● Assigned task: When you reach the listing below, copy each line exactly.

● Supplied information:
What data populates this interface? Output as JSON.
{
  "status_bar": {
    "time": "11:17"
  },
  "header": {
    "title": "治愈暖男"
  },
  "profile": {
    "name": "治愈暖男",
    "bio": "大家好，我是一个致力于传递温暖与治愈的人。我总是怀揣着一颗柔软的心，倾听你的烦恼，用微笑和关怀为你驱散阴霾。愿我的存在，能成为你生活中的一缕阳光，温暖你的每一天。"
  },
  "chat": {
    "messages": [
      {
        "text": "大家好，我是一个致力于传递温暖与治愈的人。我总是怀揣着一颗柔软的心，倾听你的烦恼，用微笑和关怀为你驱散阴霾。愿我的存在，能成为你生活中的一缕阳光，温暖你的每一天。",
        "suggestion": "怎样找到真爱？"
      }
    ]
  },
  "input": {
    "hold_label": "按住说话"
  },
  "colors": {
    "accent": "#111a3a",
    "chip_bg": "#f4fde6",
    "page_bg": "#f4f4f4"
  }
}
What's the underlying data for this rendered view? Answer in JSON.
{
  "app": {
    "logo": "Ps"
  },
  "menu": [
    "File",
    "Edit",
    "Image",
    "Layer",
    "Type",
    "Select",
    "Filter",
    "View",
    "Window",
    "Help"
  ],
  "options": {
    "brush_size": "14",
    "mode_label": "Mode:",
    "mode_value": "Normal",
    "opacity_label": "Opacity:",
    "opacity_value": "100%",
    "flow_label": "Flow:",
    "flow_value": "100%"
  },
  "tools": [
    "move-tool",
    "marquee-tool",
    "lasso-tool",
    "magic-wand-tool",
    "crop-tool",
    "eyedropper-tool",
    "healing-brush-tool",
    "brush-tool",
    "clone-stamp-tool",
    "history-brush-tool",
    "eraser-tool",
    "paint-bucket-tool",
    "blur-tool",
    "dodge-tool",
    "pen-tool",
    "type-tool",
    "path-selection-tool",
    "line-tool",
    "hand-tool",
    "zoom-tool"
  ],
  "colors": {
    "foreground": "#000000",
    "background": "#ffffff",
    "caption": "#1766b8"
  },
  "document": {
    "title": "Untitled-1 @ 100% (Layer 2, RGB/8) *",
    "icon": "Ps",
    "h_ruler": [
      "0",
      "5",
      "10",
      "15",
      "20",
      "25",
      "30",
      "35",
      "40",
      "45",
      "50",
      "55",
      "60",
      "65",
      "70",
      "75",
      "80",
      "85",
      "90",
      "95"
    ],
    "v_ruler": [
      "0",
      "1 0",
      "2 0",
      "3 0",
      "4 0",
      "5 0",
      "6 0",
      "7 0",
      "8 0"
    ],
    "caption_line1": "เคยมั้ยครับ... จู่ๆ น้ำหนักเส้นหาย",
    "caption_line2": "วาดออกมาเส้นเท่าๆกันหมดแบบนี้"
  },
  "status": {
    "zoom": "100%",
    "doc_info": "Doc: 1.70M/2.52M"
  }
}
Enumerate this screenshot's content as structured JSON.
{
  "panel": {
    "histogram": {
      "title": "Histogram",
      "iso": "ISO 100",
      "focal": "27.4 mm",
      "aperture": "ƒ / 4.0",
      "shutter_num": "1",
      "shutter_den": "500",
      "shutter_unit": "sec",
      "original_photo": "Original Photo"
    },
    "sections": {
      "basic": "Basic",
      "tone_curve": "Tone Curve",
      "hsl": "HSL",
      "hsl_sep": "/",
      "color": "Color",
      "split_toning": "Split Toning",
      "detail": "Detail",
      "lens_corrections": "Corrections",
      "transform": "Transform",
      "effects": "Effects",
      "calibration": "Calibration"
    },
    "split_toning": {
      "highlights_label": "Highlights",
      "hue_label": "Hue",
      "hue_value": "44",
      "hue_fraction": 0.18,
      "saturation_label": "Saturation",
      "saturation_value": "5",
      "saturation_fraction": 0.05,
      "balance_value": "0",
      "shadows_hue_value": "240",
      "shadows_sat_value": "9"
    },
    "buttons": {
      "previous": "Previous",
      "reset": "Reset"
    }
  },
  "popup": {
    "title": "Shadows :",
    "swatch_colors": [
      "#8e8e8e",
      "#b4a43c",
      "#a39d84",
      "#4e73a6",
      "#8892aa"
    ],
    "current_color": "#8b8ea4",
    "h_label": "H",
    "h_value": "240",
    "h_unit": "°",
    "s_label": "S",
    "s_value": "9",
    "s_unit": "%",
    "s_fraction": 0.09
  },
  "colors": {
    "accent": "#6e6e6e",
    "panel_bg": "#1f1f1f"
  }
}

● Written response:
What data populates this interface? Output as JSON.
{
  "status_bar": {
    "time": "11:17"
  },
  "header": {
    "title": "治愈暖男"
  },
  "profile": {
    "name": "治愈暖男",
    "bio": "大家好，我是一个致力于传递温暖与治愈的人。我总是怀揣着一颗柔软的心，倾听你的烦恼，用微笑和关怀为你驱散阴霾。愿我的存在，能成为你生活中的一缕阳光，温暖你的每一天。"
  },
  "chat": {
    "messages": [
      {
        "text": "大家好，我是一个致力于传递温暖与治愈的人。我总是怀揣着一颗柔软的心，倾听你的烦恼，用微笑和关怀为你驱散阴霾。愿我的存在，能成为你生活中的一缕阳光，温暖你的每一天。",
        "suggestion": "怎样找到真爱？"
      }
    ]
  },
  "input": {
    "hold_label": "按住说话"
  },
  "colors": {
    "accent": "#111a3a",
    "chip_bg": "#f4fde6",
    "page_bg": "#f4f4f4"
  }
}
What's the underlying data for this rendered view? Answer in JSON.
{
  "app": {
    "logo": "Ps"
  },
  "menu": [
    "File",
    "Edit",
    "Image",
    "Layer",
    "Type",
    "Select",
    "Filter",
    "View",
    "Window",
    "Help"
  ],
  "options": {
    "brush_size": "14",
    "mode_label": "Mode:",
    "mode_value": "Normal",
    "opacity_label": "Opacity:",
    "opacity_value": "100%",
    "flow_label": "Flow:",
    "flow_value": "100%"
  },
  "tools": [
    "move-tool",
    "marquee-tool",
    "lasso-tool",
    "magic-wand-tool",
    "crop-tool",
    "eyedropper-tool",
    "healing-brush-tool",
    "brush-tool",
    "clone-stamp-tool",
    "history-brush-tool",
    "eraser-tool",
    "paint-bucket-tool",
    "blur-tool",
    "dodge-tool",
    "pen-tool",
    "type-tool",
    "path-selection-tool",
    "line-tool",
    "hand-tool",
    "zoom-tool"
  ],
  "colors": {
    "foreground": "#000000",
    "background": "#ffffff",
    "caption": "#1766b8"
  },
  "document": {
    "title": "Untitled-1 @ 100% (Layer 2, RGB/8) *",
    "icon": "Ps",
    "h_ruler": [
      "0",
      "5",
      "10",
      "15",
      "20",
      "25",
      "30",
      "35",
      "40",
      "45",
      "50",
      "55",
      "60",
      "65",
      "70",
      "75",
      "80",
      "85",
      "90",
      "95"
    ],
    "v_ruler": [
      "0",
      "1 0",
      "2 0",
      "3 0",
      "4 0",
      "5 0",
      "6 0",
      "7 0",
      "8 0"
    ],
    "caption_line1": "เคยมั้ยครับ... จู่ๆ น้ำหนักเส้นหาย",
    "caption_line2": "วาดออกมาเส้นเท่าๆกันหมดแบบนี้"
  },
  "status": {
    "zoom": "100%",
    "doc_info": "Doc: 1.70M/2.52M"
  }
}
Enumerate this screenshot's content as structured JSON.
{
  "panel": {
    "histogram": {
      "title": "Histogram",
      "iso": "ISO 100",
      "focal": "27.4 mm",
      "aperture": "ƒ / 4.0",
      "shutter_num": "1",
      "shutter_den": "500",
      "shutter_unit": "sec",
      "original_photo": "Original Photo"
    },
    "sections": {
      "basic": "Basic",
      "tone_curve": "Tone Curve",
      "hsl": "HSL",
      "hsl_sep": "/",
      "color": "Color",
      "split_toning": "Split Toning",
      "detail": "Detail",
      "lens_corrections": "Corrections",
      "transform": "Transform",
      "effects": "Effects",
      "calibration": "Calibration"
    },
    "split_toning": {
      "highlights_label": "Highlights",
      "hue_label": "Hue",
      "hue_value": "44",
      "hue_fraction": 0.18,
      "saturation_label": "Saturation",
      "saturation_value": "5",
      "saturation_fraction": 0.05,
      "balance_value": "0",
      "shadows_hue_value": "240",
      "shadows_sat_value": "9"
    },
    "buttons": {
      "previous": "Previous",
      "reset": "Reset"
    }
  },
  "popup": {
    "title": "Shadows :",
    "swatch_colors": [
      "#8e8e8e",
      "#b4a43c",
      "#a39d84",
      "#4e73a6",
      "#8892aa"
    ],
    "current_color": "#8b8ea4",
    "h_label": "H",
    "h_value": "240",
    "h_unit": "°",
    "s_label": "S",
    "s_value": "9",
    "s_unit": "%",
    "s_fraction": 0.09
  },
  "colors": {
    "accent": "#6e6e6e",
    "panel_bg": "#1f1f1f"
  }
}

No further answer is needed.